Website and app data records

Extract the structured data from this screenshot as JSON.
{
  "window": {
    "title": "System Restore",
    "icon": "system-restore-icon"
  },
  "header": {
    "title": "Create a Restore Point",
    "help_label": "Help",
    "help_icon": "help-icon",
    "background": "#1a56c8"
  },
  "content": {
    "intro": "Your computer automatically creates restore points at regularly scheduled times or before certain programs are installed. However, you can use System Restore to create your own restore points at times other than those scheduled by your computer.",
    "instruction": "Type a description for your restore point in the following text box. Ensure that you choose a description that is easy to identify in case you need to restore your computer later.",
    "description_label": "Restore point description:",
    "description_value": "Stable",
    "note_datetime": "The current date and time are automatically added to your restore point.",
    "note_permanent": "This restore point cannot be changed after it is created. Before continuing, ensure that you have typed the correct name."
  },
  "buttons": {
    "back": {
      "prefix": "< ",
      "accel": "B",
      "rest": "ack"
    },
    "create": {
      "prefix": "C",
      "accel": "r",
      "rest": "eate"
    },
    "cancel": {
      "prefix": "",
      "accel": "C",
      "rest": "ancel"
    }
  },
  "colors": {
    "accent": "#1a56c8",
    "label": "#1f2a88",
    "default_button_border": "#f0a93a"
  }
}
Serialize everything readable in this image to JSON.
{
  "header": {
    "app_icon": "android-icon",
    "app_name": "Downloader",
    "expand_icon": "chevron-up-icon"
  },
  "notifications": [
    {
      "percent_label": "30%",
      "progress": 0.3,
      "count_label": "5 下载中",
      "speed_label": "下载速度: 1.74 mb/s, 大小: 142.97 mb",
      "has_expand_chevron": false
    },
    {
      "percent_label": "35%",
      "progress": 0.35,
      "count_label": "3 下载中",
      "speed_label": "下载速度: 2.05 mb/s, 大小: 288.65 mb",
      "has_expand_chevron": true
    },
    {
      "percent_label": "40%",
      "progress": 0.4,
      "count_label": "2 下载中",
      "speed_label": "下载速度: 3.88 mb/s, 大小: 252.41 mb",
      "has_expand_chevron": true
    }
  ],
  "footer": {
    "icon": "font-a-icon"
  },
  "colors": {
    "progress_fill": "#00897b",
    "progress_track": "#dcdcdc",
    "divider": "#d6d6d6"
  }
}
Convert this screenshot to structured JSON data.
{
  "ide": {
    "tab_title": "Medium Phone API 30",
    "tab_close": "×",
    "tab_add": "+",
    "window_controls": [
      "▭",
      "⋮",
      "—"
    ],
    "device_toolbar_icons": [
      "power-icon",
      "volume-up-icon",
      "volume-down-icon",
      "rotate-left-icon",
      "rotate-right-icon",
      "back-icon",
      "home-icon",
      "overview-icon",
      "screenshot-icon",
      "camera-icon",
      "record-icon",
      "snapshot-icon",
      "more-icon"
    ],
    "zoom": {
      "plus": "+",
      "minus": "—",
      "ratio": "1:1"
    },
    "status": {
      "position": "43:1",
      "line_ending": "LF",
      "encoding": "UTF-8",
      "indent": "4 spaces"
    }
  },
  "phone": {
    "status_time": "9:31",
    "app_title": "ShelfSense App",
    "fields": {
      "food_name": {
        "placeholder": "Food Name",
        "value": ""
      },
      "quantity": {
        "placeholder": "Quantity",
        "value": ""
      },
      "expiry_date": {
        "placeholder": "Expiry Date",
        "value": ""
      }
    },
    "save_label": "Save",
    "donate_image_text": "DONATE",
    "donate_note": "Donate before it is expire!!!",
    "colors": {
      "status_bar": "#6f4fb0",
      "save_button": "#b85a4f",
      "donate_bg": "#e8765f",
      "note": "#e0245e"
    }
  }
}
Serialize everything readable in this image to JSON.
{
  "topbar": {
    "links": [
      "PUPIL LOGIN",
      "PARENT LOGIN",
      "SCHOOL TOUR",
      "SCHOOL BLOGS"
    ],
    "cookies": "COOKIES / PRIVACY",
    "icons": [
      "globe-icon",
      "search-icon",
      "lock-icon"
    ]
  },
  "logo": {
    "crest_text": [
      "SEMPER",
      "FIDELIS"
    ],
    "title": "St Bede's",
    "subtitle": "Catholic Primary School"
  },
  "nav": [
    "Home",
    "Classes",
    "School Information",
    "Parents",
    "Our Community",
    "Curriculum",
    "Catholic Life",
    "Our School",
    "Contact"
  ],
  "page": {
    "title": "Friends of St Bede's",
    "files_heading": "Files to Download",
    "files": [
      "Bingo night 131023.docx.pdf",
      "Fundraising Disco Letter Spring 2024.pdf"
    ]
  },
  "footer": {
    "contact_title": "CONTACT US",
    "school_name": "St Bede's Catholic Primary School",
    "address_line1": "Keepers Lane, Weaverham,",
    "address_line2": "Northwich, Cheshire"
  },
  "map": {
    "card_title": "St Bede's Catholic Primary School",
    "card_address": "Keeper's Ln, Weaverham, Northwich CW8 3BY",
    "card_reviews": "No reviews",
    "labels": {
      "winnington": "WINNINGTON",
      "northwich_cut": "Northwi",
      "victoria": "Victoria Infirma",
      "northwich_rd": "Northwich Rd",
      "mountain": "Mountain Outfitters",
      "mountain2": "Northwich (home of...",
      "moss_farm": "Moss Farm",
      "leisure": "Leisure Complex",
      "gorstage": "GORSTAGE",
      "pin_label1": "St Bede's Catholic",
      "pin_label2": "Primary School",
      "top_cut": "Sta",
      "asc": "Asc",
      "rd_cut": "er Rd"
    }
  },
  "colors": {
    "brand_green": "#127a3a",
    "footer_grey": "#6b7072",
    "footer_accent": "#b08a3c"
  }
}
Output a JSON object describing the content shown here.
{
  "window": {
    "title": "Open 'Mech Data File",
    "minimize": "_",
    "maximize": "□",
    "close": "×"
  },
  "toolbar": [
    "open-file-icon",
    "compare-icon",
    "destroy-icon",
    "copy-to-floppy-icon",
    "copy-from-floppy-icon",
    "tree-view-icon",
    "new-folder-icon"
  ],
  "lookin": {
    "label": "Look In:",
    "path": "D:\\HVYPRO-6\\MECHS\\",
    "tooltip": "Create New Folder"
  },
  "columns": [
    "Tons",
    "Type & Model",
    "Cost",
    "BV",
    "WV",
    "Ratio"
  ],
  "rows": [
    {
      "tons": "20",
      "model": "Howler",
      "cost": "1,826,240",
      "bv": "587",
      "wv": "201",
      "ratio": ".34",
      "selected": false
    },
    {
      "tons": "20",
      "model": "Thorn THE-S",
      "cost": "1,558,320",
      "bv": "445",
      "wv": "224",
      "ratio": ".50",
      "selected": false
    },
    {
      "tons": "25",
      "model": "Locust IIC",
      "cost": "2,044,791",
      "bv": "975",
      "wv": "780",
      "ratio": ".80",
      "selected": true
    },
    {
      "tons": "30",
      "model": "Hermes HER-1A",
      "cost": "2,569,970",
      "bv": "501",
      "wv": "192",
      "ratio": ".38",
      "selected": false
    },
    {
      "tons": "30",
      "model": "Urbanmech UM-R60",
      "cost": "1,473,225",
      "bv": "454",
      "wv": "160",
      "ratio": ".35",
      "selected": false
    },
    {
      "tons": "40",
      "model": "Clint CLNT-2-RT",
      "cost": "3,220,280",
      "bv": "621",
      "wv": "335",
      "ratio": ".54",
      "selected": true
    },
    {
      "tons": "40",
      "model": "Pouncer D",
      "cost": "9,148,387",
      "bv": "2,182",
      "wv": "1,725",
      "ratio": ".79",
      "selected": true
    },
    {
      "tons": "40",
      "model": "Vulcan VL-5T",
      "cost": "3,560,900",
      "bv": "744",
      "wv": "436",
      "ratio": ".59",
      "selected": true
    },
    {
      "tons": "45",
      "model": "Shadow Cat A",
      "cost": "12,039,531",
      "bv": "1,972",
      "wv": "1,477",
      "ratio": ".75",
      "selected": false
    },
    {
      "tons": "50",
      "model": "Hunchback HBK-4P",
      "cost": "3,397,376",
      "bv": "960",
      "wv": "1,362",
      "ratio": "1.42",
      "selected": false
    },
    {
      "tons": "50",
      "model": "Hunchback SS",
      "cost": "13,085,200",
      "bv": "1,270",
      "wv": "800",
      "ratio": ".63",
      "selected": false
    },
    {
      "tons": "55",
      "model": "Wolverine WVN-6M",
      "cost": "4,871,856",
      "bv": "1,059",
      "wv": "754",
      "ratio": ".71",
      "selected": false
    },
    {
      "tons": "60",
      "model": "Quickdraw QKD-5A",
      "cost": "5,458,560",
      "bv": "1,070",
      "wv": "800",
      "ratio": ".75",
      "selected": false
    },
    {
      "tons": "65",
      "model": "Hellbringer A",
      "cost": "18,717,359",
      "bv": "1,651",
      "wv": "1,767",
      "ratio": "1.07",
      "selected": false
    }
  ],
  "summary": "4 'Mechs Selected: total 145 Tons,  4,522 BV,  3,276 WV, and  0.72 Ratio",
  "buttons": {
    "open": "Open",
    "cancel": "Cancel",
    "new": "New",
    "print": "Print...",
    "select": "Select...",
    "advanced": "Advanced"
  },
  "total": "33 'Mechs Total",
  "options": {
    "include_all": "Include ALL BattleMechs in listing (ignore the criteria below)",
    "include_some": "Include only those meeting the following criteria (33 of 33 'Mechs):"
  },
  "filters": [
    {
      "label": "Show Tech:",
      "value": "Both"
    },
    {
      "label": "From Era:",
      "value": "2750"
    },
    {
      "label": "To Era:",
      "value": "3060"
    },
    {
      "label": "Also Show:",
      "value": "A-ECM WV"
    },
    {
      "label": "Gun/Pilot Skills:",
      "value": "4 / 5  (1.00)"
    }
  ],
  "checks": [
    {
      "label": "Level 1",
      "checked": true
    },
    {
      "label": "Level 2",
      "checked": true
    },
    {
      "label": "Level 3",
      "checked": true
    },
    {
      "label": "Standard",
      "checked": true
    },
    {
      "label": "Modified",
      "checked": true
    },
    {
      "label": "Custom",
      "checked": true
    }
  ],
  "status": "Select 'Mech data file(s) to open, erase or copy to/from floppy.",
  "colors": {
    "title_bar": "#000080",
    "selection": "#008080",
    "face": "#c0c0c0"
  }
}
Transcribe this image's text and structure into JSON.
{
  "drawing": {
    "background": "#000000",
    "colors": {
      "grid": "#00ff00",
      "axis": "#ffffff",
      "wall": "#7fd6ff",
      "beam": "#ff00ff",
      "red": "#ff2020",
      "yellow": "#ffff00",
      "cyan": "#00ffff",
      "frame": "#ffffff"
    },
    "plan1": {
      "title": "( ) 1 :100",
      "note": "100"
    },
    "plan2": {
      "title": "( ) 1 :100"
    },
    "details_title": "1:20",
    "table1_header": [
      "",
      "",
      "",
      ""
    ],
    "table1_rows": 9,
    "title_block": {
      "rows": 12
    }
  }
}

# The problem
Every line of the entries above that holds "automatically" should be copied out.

# Final answer
    "intro": "Your computer automatically creates restore points at regularly scheduled times or before certain programs are installed. However, you can use System Restore to create your own restore points at times other than those scheduled by your computer.",
    "note_datetime": "The current date and time are automatically added to your restore point.",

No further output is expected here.